● **What needs to be done**
Look through the material and copy each line holding "средствам".

--- Entries supplied Enclosed Below ---

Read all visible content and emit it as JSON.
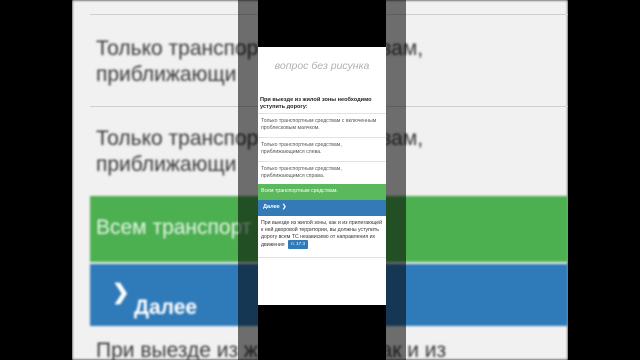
{
  "background": {
    "answer_a": [
      "Только транспортным средствам,",
      "приближающи"
    ],
    "answer_b": [
      "Только транспортным средствам,",
      "приближающи"
    ],
    "correct_answer": "Всем транспорт",
    "next_label": "Далее",
    "explanation_start": "При выезде из жилой зоны, как и из"
  },
  "quiz": {
    "title": "вопрос без рисунка",
    "question": "При выезде из жилой зоны необходимо уступить дорогу:",
    "answers": [
      "Только транспортным средствам с включенным проблесковым маячком.",
      "Только транспортным средствам, приближающимся слева.",
      "Только транспортным средствам, приближающимся справа."
    ],
    "correct_answer": "Всем транспортным средствам.",
    "next_label": "Далее",
    "explanation": "При выезде из жилой зоны, как и из прилегающей к ней дворовой территории, вы должны уступить дорогу всем ТС независимо от направления их движения",
    "rule_ref": "п. 17.3"
  },
  "colors": {
    "correct": "#5cb85c",
    "primary": "#337ab7"
  },
  "icons": {
    "next": "chevron-right-icon"
  }
}
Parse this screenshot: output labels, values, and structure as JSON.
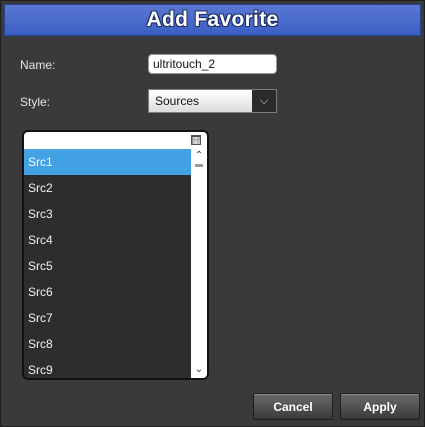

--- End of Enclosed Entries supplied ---

● **Written response**
      "Только транспортным средствам,",
      "Только транспортным средствам,",
      "Только транспортным средствам с включенным проблесковым маячком.",
      "Только транспортным средствам, приближающимся слева.",
      "Только транспортным средствам, приближающимся справа."
    "correct_answer": "Всем транспортным средствам.",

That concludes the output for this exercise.